OTs Hit Home Run Helping to Make Worcester Red Sox’ Polar Park More Accessible
Think back to the last time you went to a sporting event. Try to remember what it was like to be amongst the crowd of fans - hearing cheers, smelling food, and taking it all in. Now, imagine that you are taking your child to the game for the first time, and your child has autism.
When the Worcester Red Sox were building their brand-new ballpark for the team’s 2021 inaugural season as the Triple-A affiliate of the Boston Red Sox, the team reached out to MGH Institute Assistant Professor Dr. Mary Beth Kadlec, who also is program director at UMass Memorial Health’s Center for Autism and Neurodevelopmental Disorders (CANDO).
The center is a collaboration between UMass Memorial Health and the Eunice Kennedy Shriver Center at the University of Massachusetts Medical School in Worcester that provides a variety of services for youth and adults who have complex emotional and behavioral challenges in combination with an autism or neurodevelopmental disorder.
Allison Klowan, a student in the entry-level Doctor of Occupational Therapy program who was doing her Advanced Doctoral Experience (ADE) with Kadlec, joined her mentor to make a series of suggestions that helped Polar Park be a more sensory friendly and accessible place for people with disabilities, providing a valuable community service.
“Part of the ADE process is to engage in advocacy and leadership, among other professional areas of interest,” said Klowan, noting that occupational therapists are experts on environmental modifications. “I was brought onto this project by Mary Beth because it’s an area of interest for me, so it was a very exciting opportunity.”
Kadlec and Klowan made several suggestions about how to furnish a new sensory-friendly room. It included such things as a large couch, beanbag chairs, floor crash pads, window coverings, and even a tent if someone wanted to have their own space.
“The room is intended as an inclusive, safe space for individuals with sensory-processing disorder, who may have hyper- or hypo-sensitivity to various sensory stimuli and who might become over-stimulated during a game,” Klowan said, who added she and Kadlec gave additional advice about accessibility improvements on entering the park, seating options, locations for persons using wheelchairs, and even where to put signs directing people to the sensory room.

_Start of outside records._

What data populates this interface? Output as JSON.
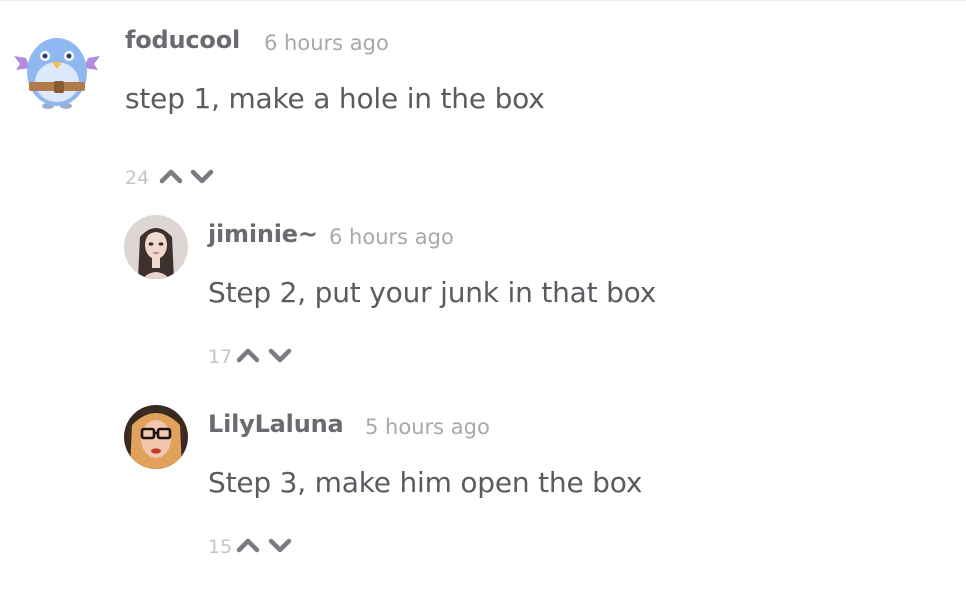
{
  "comments": [
    {
      "username": "foducool",
      "time": "6 hours ago",
      "text": "step 1, make a hole in the box",
      "votes": "24",
      "avatar": "penguin-bat-avatar"
    },
    {
      "username": "jiminie~",
      "time": "6 hours ago",
      "text": "Step 2, put your junk in that box",
      "votes": "17",
      "avatar": "girl-portrait-avatar"
    },
    {
      "username": "LilyLaluna",
      "time": "5 hours ago",
      "text": "Step 3, make him open the box",
      "votes": "15",
      "avatar": "woman-glasses-avatar"
    }
  ],
  "colors": {
    "username": "#6a6a70",
    "timestamp": "#a8a8ae",
    "text": "#5b5b62",
    "votes": "#c4c4c8",
    "arrows": "#7a7a80"
  },
  "icons": {
    "upvote": "chevron-up-icon",
    "downvote": "chevron-down-icon"
  }
}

And while Klowan is not the biggest of baseball fans – “I’ve been to Fenway a few times” – she’s looking forward to seeing their suggestions in action. “I’d love to go to Polar Park to see a game and check out the room,” she said.
Once crowd-size pandemic restrictions are lifted, hopefully she’ll be able to do just that.